As businesses evolve and change with the times, so too does the workplace. This may involve moving to a new office, altering the layout of an existing one to accommodate growth or a merger, or changing how and where a business operates to meet differing industry standards. We’re also becoming increasingly aware of the role a workplace can play in the well-being and productivity of employees. As such, businesses will need to think carefully about how to manage internal change in the face of profound external change, to protect their most important asset – their people.

Human Resources can, and should, play an important role in this. There is a commonly held misconception that HR is a back-office function. Often, however, HR is a bridge between the commerciality of an organisation and its workforce, and is therefore well placed to help organisations manage workplace change. A recent report from The British Council for Offices (BCO), Corporate Culture – How office moves and consolidations can create cultural change, suggests some key ways HR can be used to do this:

Be involved

Often, HR personnel find themselves brought in to a programme of change at a late stage, with no chance to make a positive input to the process. They’re forced to implement a programme that they may have fundamental reservations about.

Bringing HR in early means that they can use their insights into the organisation to make valuable input, and that they are more likely to feel comfortable with the changes they will be helping to enact.

Be consistent

HR is in a unique position to support the cultural change throughout all stages of the employee life cycle, through recruitment, orientation, appraisals, reward and recognition practices. It has the means to ensure that the desired office culture is reinforced.

For example, if the goal is to engender a collegiate and team-oriented culture, the reward and recognition structures should not be solely focused on the individual. Often, cultural change initiatives fail because there are fundamental contradictions in the behaviour that is sought
and the behaviour that is rewarded.

Be open
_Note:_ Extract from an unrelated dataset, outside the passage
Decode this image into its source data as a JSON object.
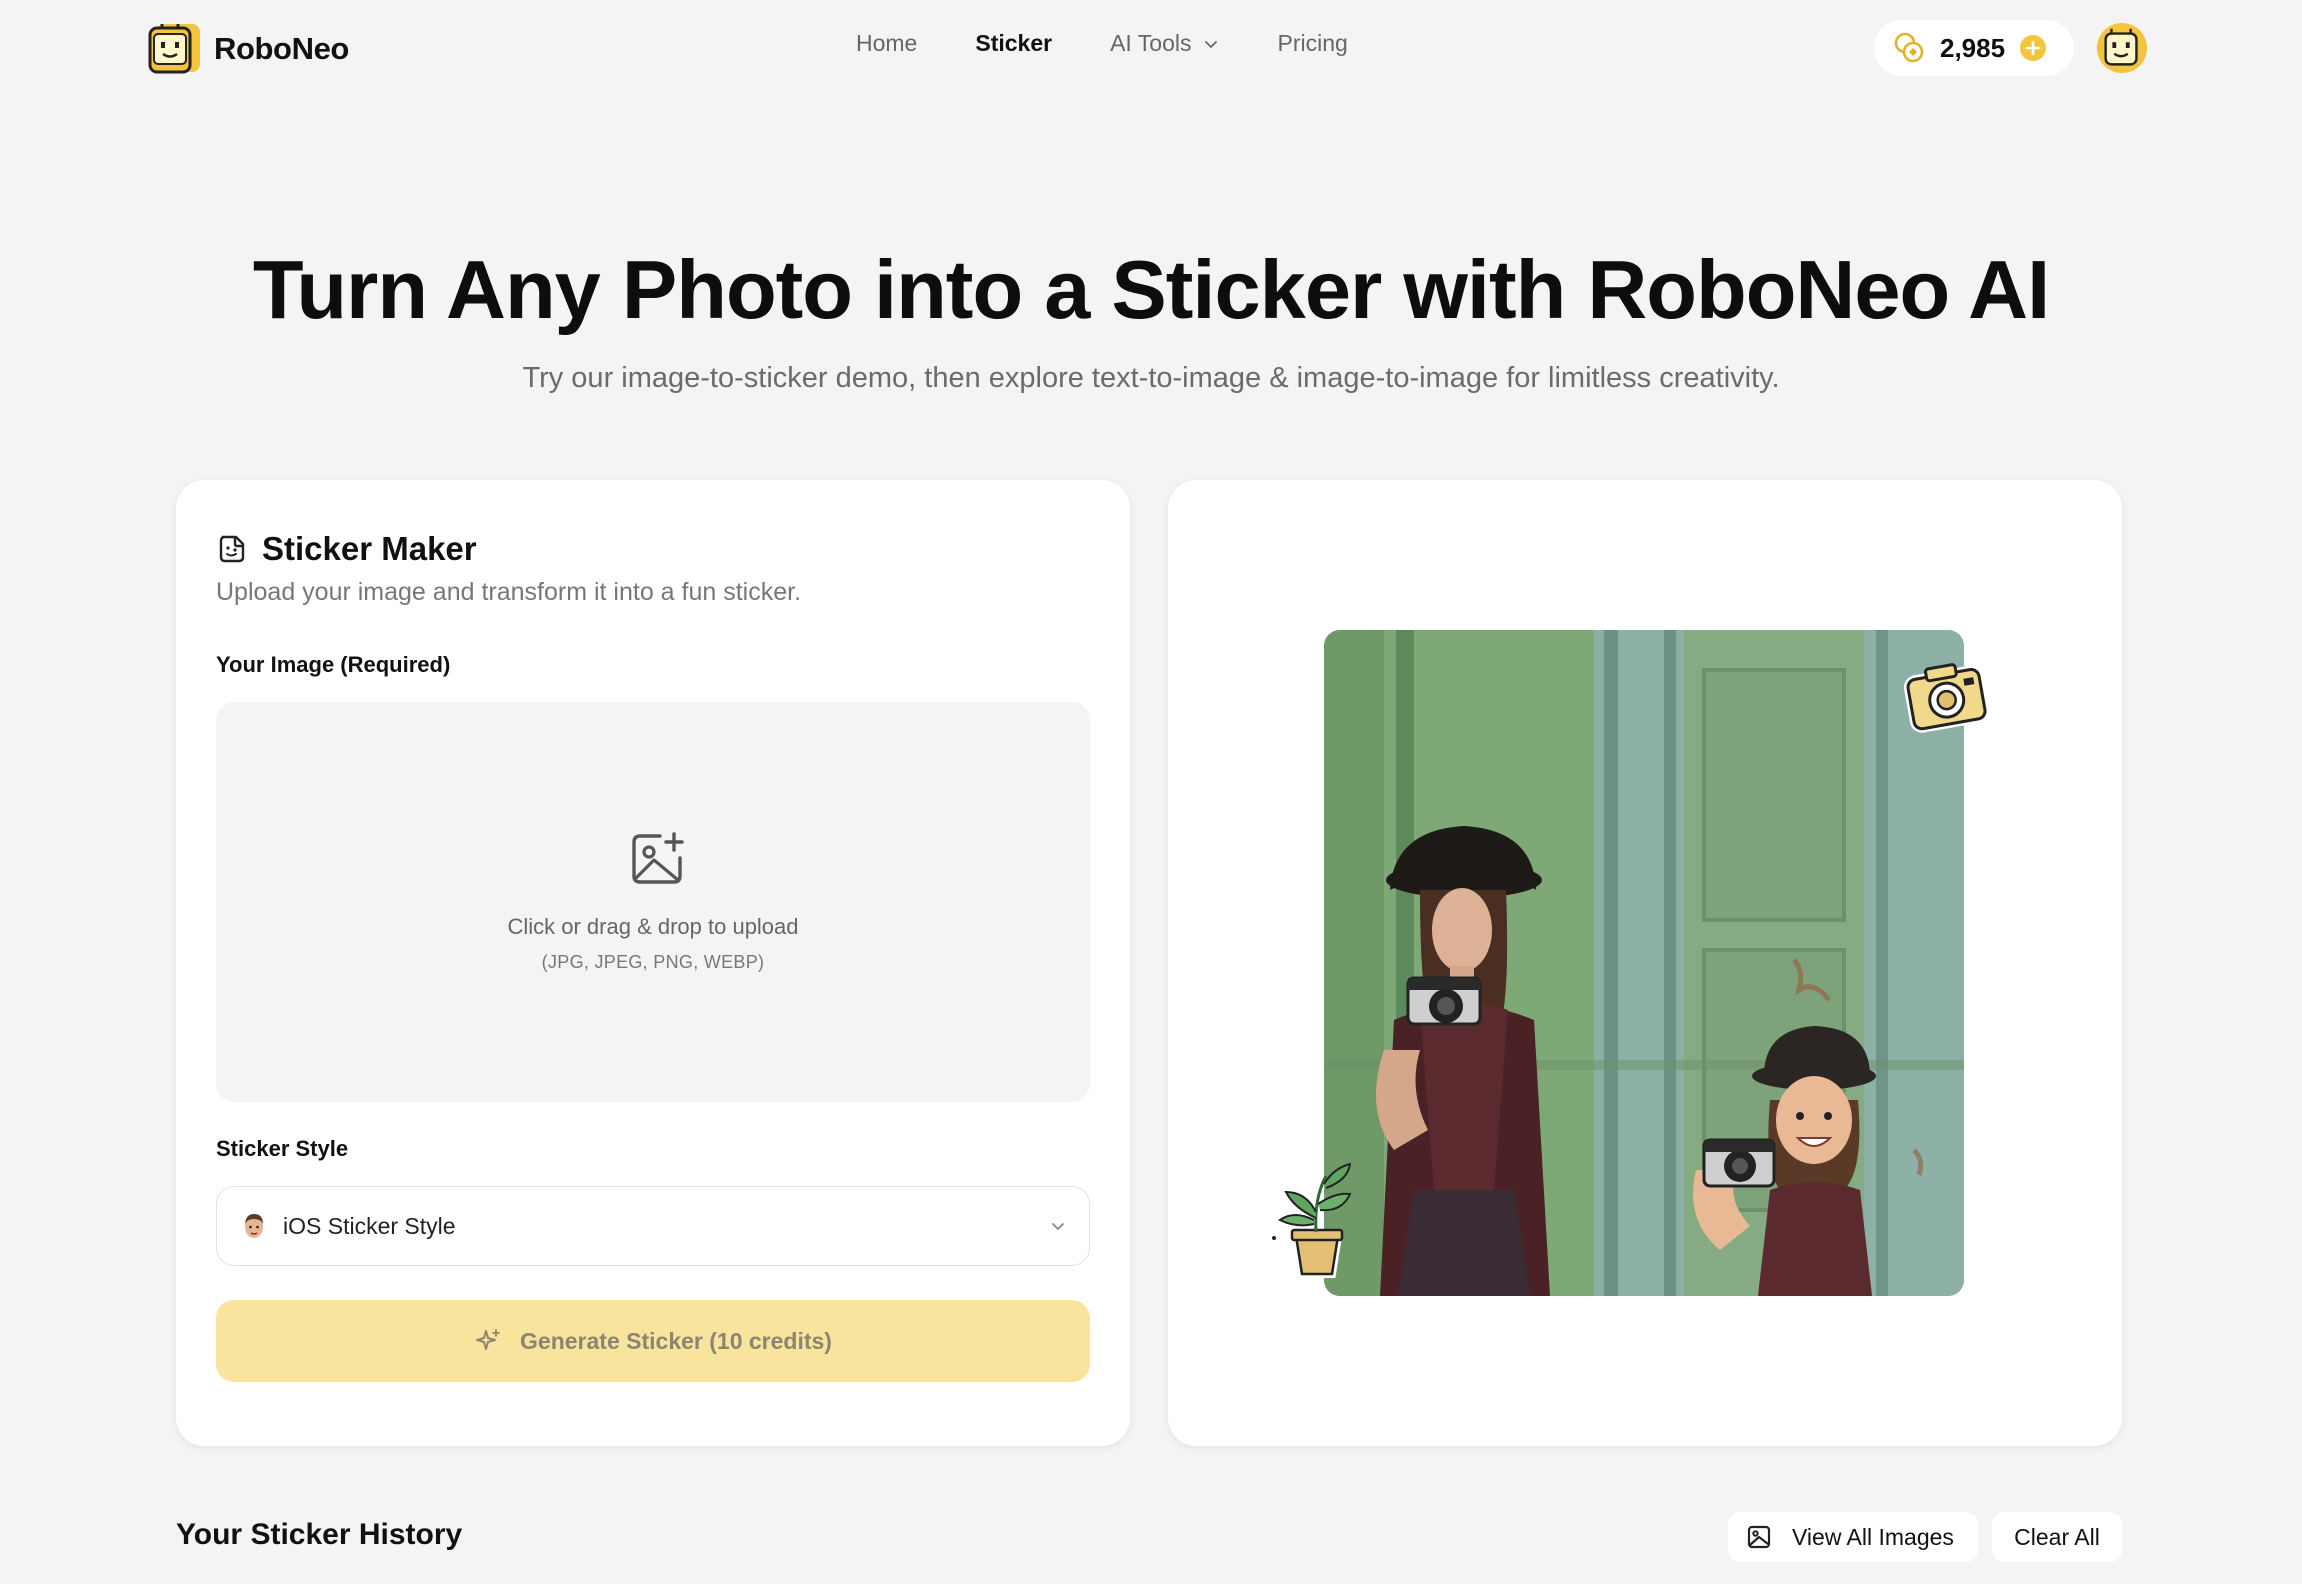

Communication with staff is vital to ensure that they have the information they need to feel secure in their position in the wake of upcoming organisational change, with a view to preventing high levels of attrition. The HR department, which often discusses pastoral issues with staff, is a natural choice to facilitate communicating this information.

The thoughts and input of workers throughout the change process should also be gathered, so that the workforce feels engaged and listened to. Focus groups are a tried-and-tested method to achieve this, but HR professionals also have the opportunity to provide an informal ear to concerned workers outside of formal feedback sessions. Throughout, it is important that HR personnel are managing expectations as to the impact this feedback will have, to ensure that trust isn’t lost if staff suggestions aren’t carried out.

Be aware

The HR department can also be used to monitor the success of organisational change. It has access to data such as absences due to sickness, which can be used to understand levels of staff happiness or stress.

As well as this, HR often acts as the cultural thermometer of a company, given its frequent contact with employees daily. Even without needing to look at data, HR should be able to provide useful insights into the success of an organisational change.

Indeed, the best measurement of successful organisational change is a positive and strong corporate culture. It’s difficult to define, but enhances an organisation’s performance and pervades all aspects of the business. A weakened or toxic corporate culture, impacted by poor change management, may result in a failure to meet commercial goals.

For this reason, companies across the globe need to think seriously about how best to make use of HR next time they undergo any kind of workplace change, be it in response to growth or downsizing, a merger or a relocation. By doing this, businesses can create a working environment that not only can survive unanticipated events and crises, but make the most out of today’s frequent and disruptive accelerating challenges.

-Katrina Kostic Samen, Managing Partner at KKS Strategy, and the Senior Vice President of the BCO.

Access the BCO research page to download the report to find out more on corporate culture.